Carbon dating lava
It is well known that argon, which is a gas, diffuses easily through rock, and there is no way of knowing whether that may have happened in any given case.Errors are particularly bad with the K-Ar (potassium-argon) method. Joan Engels wrote: It is now well known that K-Ar ages obtained from different minerals in a single rock may be strikingly discordant.3 Skull 1470 In 1972 Richard Leakey found a skull, near Lake Rudolf in Kenya, that he said was “virtually indistinguishable” from that of a modern human.Reasons given usually involved detrital intrusion, leakage or leaching of some of the isotopes in the sample, and sometimes the initial isotopic content of the sample.For K-Ar dates, it’s easy to blame argon loss if the reported age is too short, or argon absorption if it’s too long.They covered “expected” ages ranging from 1 to 600 million years.In almost every case of a discrepancy, the fossil dates were accepted as correct.

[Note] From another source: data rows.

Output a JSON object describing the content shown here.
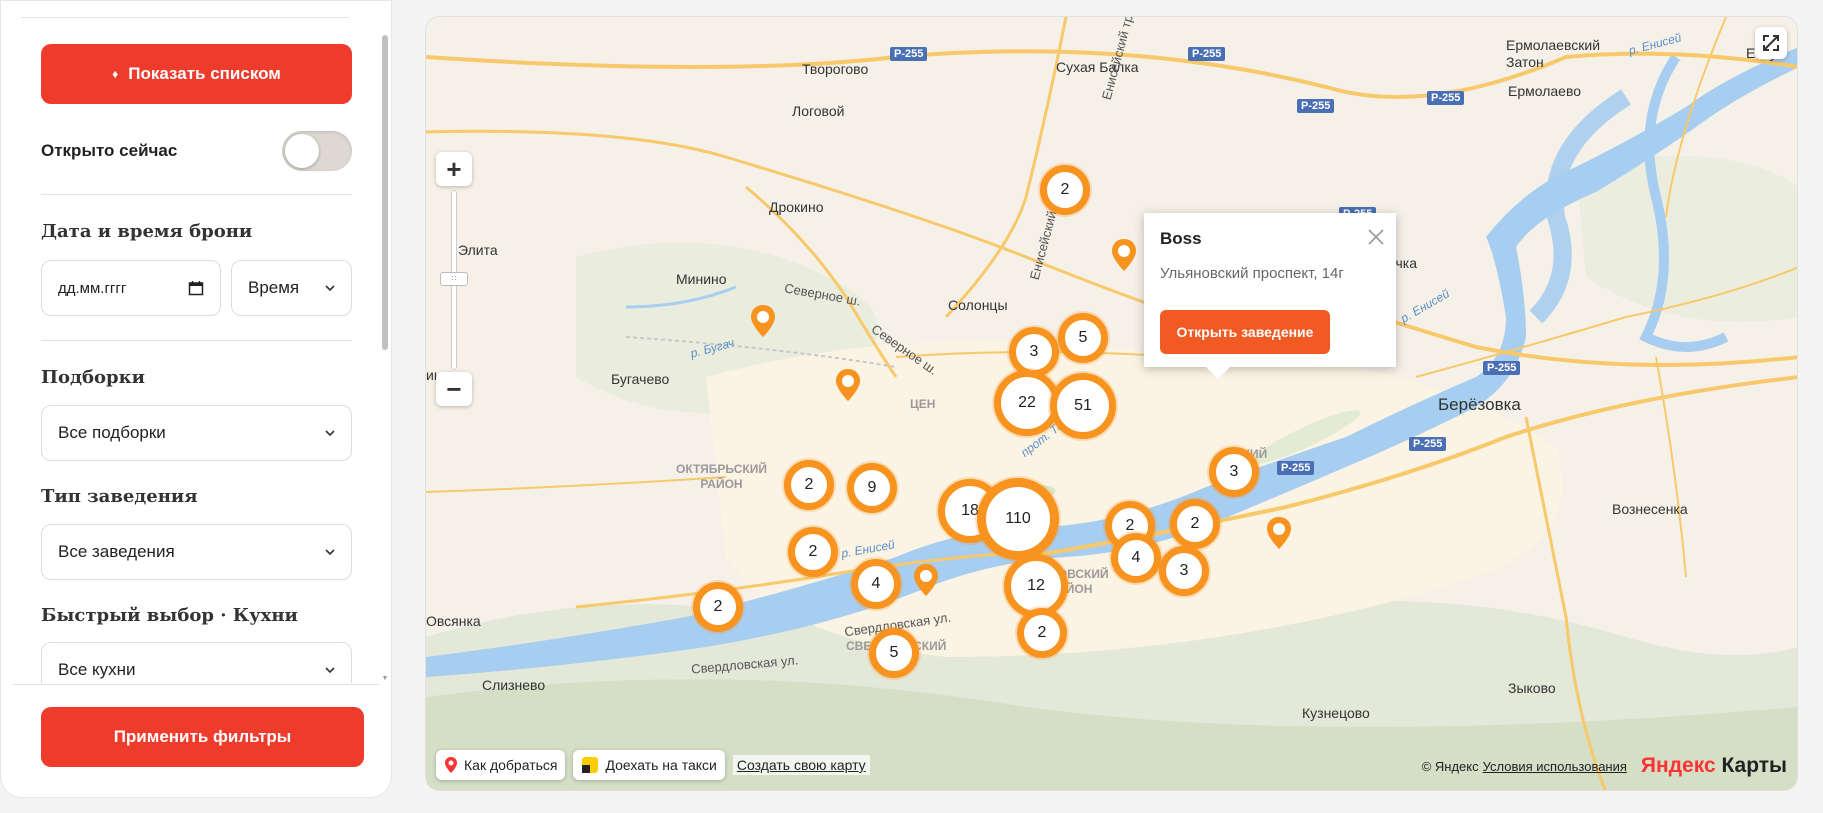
{
  "sidebar": {
    "show_list_label": "Показать списком",
    "open_now_label": "Открыто сейчас",
    "open_now_on": false,
    "booking": {
      "title": "Дата и время брони",
      "date_placeholder": "дд.мм.гггг",
      "time_label": "Время"
    },
    "collections": {
      "title": "Подборки",
      "value": "Все подборки"
    },
    "venue_type": {
      "title": "Тип заведения",
      "value": "Все заведения"
    },
    "cuisine": {
      "title": "Быстрый выбор · Кухни",
      "value": "Все кухни"
    },
    "apply_label": "Применить фильтры"
  },
  "map": {
    "places": {
      "tvorogovo": "Творогово",
      "sukhaya_balka": "Сухая Балка",
      "logovoy": "Логовой",
      "ermolaevsky_zaton": "Ермолаевский\nЗатон",
      "esaul": "Есау",
      "ermolaevo": "Ермолаево",
      "drokino": "Дрокино",
      "elita": "Элита",
      "minino": "Минино",
      "solontsy": "Солонцы",
      "bugachevo": "Бугачево",
      "beryozovka": "Берёзовка",
      "voznesenka": "Вознесенка",
      "ovsyanka": "Овсянка",
      "sliznevo": "Слизнево",
      "kuznetsovo": "Кузнецово",
      "zykovo": "Зыково",
      "kachka": "ачка",
      "k": "К",
      "tsen": "ЦЕН",
      "inino": "инино"
    },
    "roads": {
      "severnoe1": "Северное ш.",
      "severnoe2": "Северное ш.",
      "sverdlovskaya1": "Свердловская ул.",
      "sverdlovskaya2": "Свердловская ул.",
      "eniseysky": "Енисейский тракт",
      "eniseysky2": "Енисейский тракт"
    },
    "rivers": {
      "bugach": "р. Бугач",
      "yenisei1": "р. Енисей",
      "yenisei2": "р. Енисей",
      "tatysheva": "прот. Татышева",
      "yenisei3": "р. Енисей"
    },
    "districts": {
      "oktyabrsky": "ОКТЯБРЬСКИЙ\nРАЙОН",
      "sverdlovsky": "СВЕРДЛОВСКИЙ\nРАЙОН",
      "kirovsky": "КИРОВСКИЙ\nРАЙОН",
      "leninsky": "СКИЙ\nН"
    },
    "road_codes": [
      "Р-255",
      "Р-255",
      "Р-255",
      "Р-255",
      "Р-255",
      "Р-255",
      "Р-255",
      "Р-255"
    ],
    "clusters": [
      "2",
      "3",
      "5",
      "22",
      "51",
      "2",
      "9",
      "18",
      "110",
      "2",
      "2",
      "3",
      "4",
      "12",
      "3",
      "2",
      "4",
      "2",
      "2"
    ],
    "popup": {
      "title": "Boss",
      "address": "Ульяновский проспект, 14г",
      "button_label": "Открыть заведение"
    },
    "bottom": {
      "route_label": "Как добраться",
      "taxi_label": "Доехать на такси",
      "create_map_label": "Создать свою карту",
      "copyright": "© Яндекс",
      "terms": "Условия использования",
      "logo_part1": "Яндекс",
      "logo_part2": "Карты"
    }
  }
}
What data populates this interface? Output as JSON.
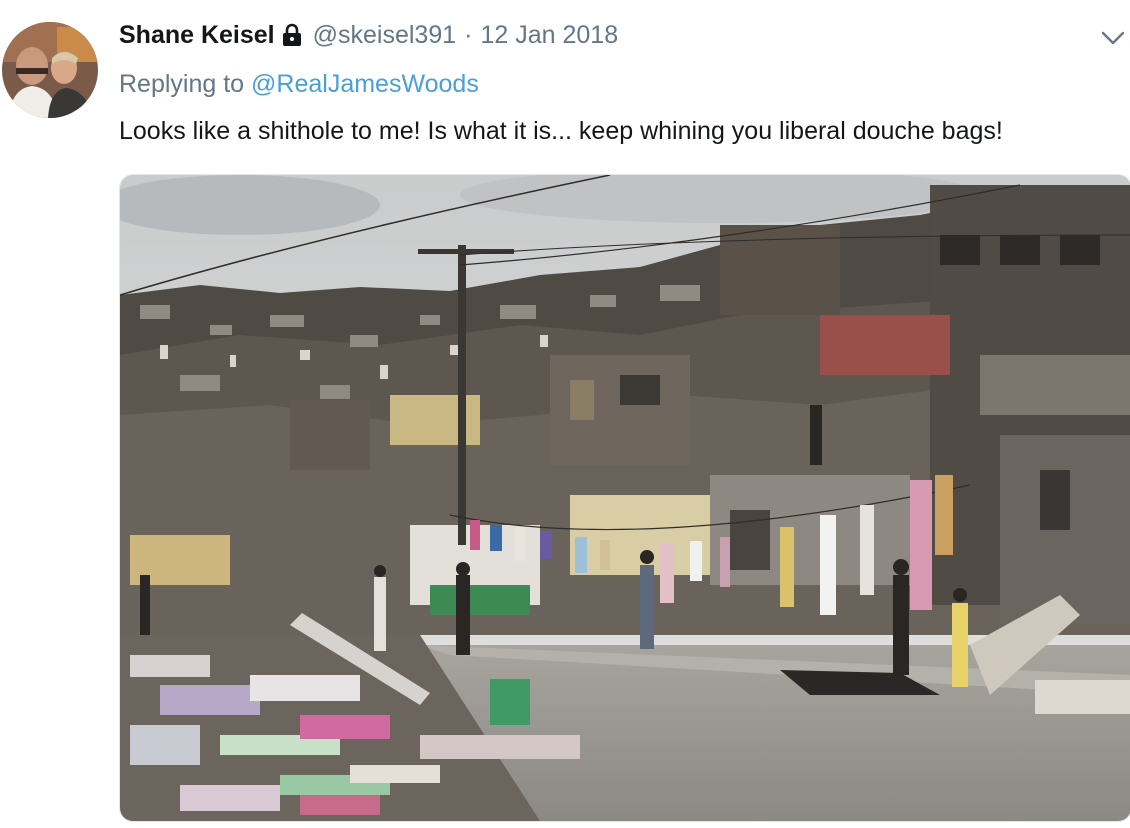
{
  "tweet": {
    "display_name": "Shane Keisel",
    "handle": "@skeisel391",
    "separator": "·",
    "date": "12 Jan 2018",
    "replying_prefix": "Replying to",
    "replying_to": "@RealJamesWoods",
    "text": "Looks like a shithole to me! Is what it is... keep whining you liberal douche bags!"
  },
  "icons": {
    "lock": "lock-icon",
    "caret": "chevron-down-icon"
  },
  "colors": {
    "name": "#14171a",
    "muted": "#657786",
    "link": "#4aa0d5"
  }
}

Woodmorappe quoted one researcher as saying: In general, dates in the ‘correct ball park’ are assumed to be correct and are published, but those in disagreement with other data are seldom published nor are discrepancies fully explained.2 When these reports did discuss the possible causes of errors, they used words such as “possibly,” “perhaps,” “probably,” “may have been,” etc.
Of course, the fossil dates depend on the assumption of evolution.

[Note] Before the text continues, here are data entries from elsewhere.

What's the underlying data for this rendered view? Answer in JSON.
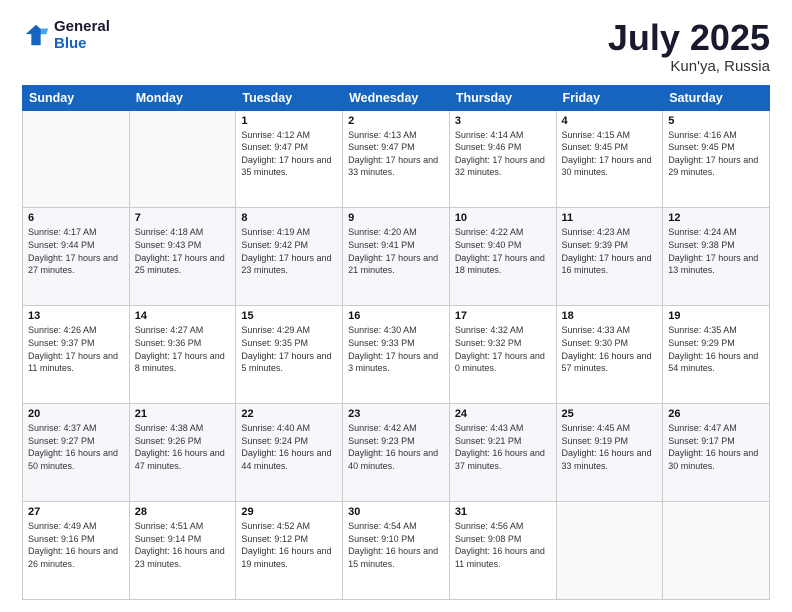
{
  "header": {
    "logo_line1": "General",
    "logo_line2": "Blue",
    "month_year": "July 2025",
    "location": "Kun'ya, Russia"
  },
  "weekdays": [
    "Sunday",
    "Monday",
    "Tuesday",
    "Wednesday",
    "Thursday",
    "Friday",
    "Saturday"
  ],
  "weeks": [
    [
      {
        "day": "",
        "sunrise": "",
        "sunset": "",
        "daylight": ""
      },
      {
        "day": "",
        "sunrise": "",
        "sunset": "",
        "daylight": ""
      },
      {
        "day": "1",
        "sunrise": "Sunrise: 4:12 AM",
        "sunset": "Sunset: 9:47 PM",
        "daylight": "Daylight: 17 hours and 35 minutes."
      },
      {
        "day": "2",
        "sunrise": "Sunrise: 4:13 AM",
        "sunset": "Sunset: 9:47 PM",
        "daylight": "Daylight: 17 hours and 33 minutes."
      },
      {
        "day": "3",
        "sunrise": "Sunrise: 4:14 AM",
        "sunset": "Sunset: 9:46 PM",
        "daylight": "Daylight: 17 hours and 32 minutes."
      },
      {
        "day": "4",
        "sunrise": "Sunrise: 4:15 AM",
        "sunset": "Sunset: 9:45 PM",
        "daylight": "Daylight: 17 hours and 30 minutes."
      },
      {
        "day": "5",
        "sunrise": "Sunrise: 4:16 AM",
        "sunset": "Sunset: 9:45 PM",
        "daylight": "Daylight: 17 hours and 29 minutes."
      }
    ],
    [
      {
        "day": "6",
        "sunrise": "Sunrise: 4:17 AM",
        "sunset": "Sunset: 9:44 PM",
        "daylight": "Daylight: 17 hours and 27 minutes."
      },
      {
        "day": "7",
        "sunrise": "Sunrise: 4:18 AM",
        "sunset": "Sunset: 9:43 PM",
        "daylight": "Daylight: 17 hours and 25 minutes."
      },
      {
        "day": "8",
        "sunrise": "Sunrise: 4:19 AM",
        "sunset": "Sunset: 9:42 PM",
        "daylight": "Daylight: 17 hours and 23 minutes."
      },
      {
        "day": "9",
        "sunrise": "Sunrise: 4:20 AM",
        "sunset": "Sunset: 9:41 PM",
        "daylight": "Daylight: 17 hours and 21 minutes."
      },
      {
        "day": "10",
        "sunrise": "Sunrise: 4:22 AM",
        "sunset": "Sunset: 9:40 PM",
        "daylight": "Daylight: 17 hours and 18 minutes."
      },
      {
        "day": "11",
        "sunrise": "Sunrise: 4:23 AM",
        "sunset": "Sunset: 9:39 PM",
        "daylight": "Daylight: 17 hours and 16 minutes."
      },
      {
        "day": "12",
        "sunrise": "Sunrise: 4:24 AM",
        "sunset": "Sunset: 9:38 PM",
        "daylight": "Daylight: 17 hours and 13 minutes."
      }
    ],
    [
      {
        "day": "13",
        "sunrise": "Sunrise: 4:26 AM",
        "sunset": "Sunset: 9:37 PM",
        "daylight": "Daylight: 17 hours and 11 minutes."
      },
      {
        "day": "14",
        "sunrise": "Sunrise: 4:27 AM",
        "sunset": "Sunset: 9:36 PM",
        "daylight": "Daylight: 17 hours and 8 minutes."
      },
      {
        "day": "15",
        "sunrise": "Sunrise: 4:29 AM",
        "sunset": "Sunset: 9:35 PM",
        "daylight": "Daylight: 17 hours and 5 minutes."
      },
      {
        "day": "16",
        "sunrise": "Sunrise: 4:30 AM",
        "sunset": "Sunset: 9:33 PM",
        "daylight": "Daylight: 17 hours and 3 minutes."
      },
      {
        "day": "17",
        "sunrise": "Sunrise: 4:32 AM",
        "sunset": "Sunset: 9:32 PM",
        "daylight": "Daylight: 17 hours and 0 minutes."
      },
      {
        "day": "18",
        "sunrise": "Sunrise: 4:33 AM",
        "sunset": "Sunset: 9:30 PM",
        "daylight": "Daylight: 16 hours and 57 minutes."
      },
      {
        "day": "19",
        "sunrise": "Sunrise: 4:35 AM",
        "sunset": "Sunset: 9:29 PM",
        "daylight": "Daylight: 16 hours and 54 minutes."
      }
    ],
    [
      {
        "day": "20",
        "sunrise": "Sunrise: 4:37 AM",
        "sunset": "Sunset: 9:27 PM",
        "daylight": "Daylight: 16 hours and 50 minutes."
      },
      {
        "day": "21",
        "sunrise": "Sunrise: 4:38 AM",
        "sunset": "Sunset: 9:26 PM",
        "daylight": "Daylight: 16 hours and 47 minutes."
      },
      {
        "day": "22",
        "sunrise": "Sunrise: 4:40 AM",
        "sunset": "Sunset: 9:24 PM",
        "daylight": "Daylight: 16 hours and 44 minutes."
      },
      {
        "day": "23",
        "sunrise": "Sunrise: 4:42 AM",
        "sunset": "Sunset: 9:23 PM",
        "daylight": "Daylight: 16 hours and 40 minutes."
      },
      {
        "day": "24",
        "sunrise": "Sunrise: 4:43 AM",
        "sunset": "Sunset: 9:21 PM",
        "daylight": "Daylight: 16 hours and 37 minutes."
      },
      {
        "day": "25",
        "sunrise": "Sunrise: 4:45 AM",
        "sunset": "Sunset: 9:19 PM",
        "daylight": "Daylight: 16 hours and 33 minutes."
      },
      {
        "day": "26",
        "sunrise": "Sunrise: 4:47 AM",
        "sunset": "Sunset: 9:17 PM",
        "daylight": "Daylight: 16 hours and 30 minutes."
      }
    ],
    [
      {
        "day": "27",
        "sunrise": "Sunrise: 4:49 AM",
        "sunset": "Sunset: 9:16 PM",
        "daylight": "Daylight: 16 hours and 26 minutes."
      },
      {
        "day": "28",
        "sunrise": "Sunrise: 4:51 AM",
        "sunset": "Sunset: 9:14 PM",
        "daylight": "Daylight: 16 hours and 23 minutes."
      },
      {
        "day": "29",
        "sunrise": "Sunrise: 4:52 AM",
        "sunset": "Sunset: 9:12 PM",
        "daylight": "Daylight: 16 hours and 19 minutes."
      },
      {
        "day": "30",
        "sunrise": "Sunrise: 4:54 AM",
        "sunset": "Sunset: 9:10 PM",
        "daylight": "Daylight: 16 hours and 15 minutes."
      },
      {
        "day": "31",
        "sunrise": "Sunrise: 4:56 AM",
        "sunset": "Sunset: 9:08 PM",
        "daylight": "Daylight: 16 hours and 11 minutes."
      },
      {
        "day": "",
        "sunrise": "",
        "sunset": "",
        "daylight": ""
      },
      {
        "day": "",
        "sunrise": "",
        "sunset": "",
        "daylight": ""
      }
    ]
  ]
}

Nontechnical readers can skip the box-figures, however, without losing much.
Experimental Errors The methods that give ancient ages produce almost as many “wrong” answers as “right” ones.

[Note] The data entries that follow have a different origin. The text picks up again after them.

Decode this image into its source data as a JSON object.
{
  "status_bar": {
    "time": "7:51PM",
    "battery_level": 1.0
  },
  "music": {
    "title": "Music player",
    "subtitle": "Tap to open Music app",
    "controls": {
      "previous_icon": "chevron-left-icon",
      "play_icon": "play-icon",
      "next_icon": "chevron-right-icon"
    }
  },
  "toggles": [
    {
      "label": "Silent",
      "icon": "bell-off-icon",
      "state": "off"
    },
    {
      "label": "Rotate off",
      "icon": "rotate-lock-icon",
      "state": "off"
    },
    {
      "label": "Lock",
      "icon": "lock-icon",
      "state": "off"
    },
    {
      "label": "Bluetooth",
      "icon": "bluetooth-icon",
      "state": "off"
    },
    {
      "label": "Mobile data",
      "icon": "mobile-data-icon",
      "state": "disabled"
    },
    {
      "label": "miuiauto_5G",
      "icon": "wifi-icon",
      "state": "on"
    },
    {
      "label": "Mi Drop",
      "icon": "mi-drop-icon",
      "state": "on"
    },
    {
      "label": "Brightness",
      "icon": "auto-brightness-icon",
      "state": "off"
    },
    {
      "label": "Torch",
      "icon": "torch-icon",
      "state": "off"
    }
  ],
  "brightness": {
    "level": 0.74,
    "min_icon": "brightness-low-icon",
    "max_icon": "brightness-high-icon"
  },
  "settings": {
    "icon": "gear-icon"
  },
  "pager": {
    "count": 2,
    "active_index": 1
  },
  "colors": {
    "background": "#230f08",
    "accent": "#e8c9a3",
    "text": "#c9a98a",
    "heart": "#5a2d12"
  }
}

The second broad category is sometimes called “heavy-metal dating,” and includes Uranium-Thorium-Lead, Rubidium-Strontium, and Potassium- Argon systems.
These are the methods that are commonly used on inorganic samples such as rocks, and that often give extremely long ages-millions or billions of years.
And, of course, the public doesn’t usually hear of these wrong answers.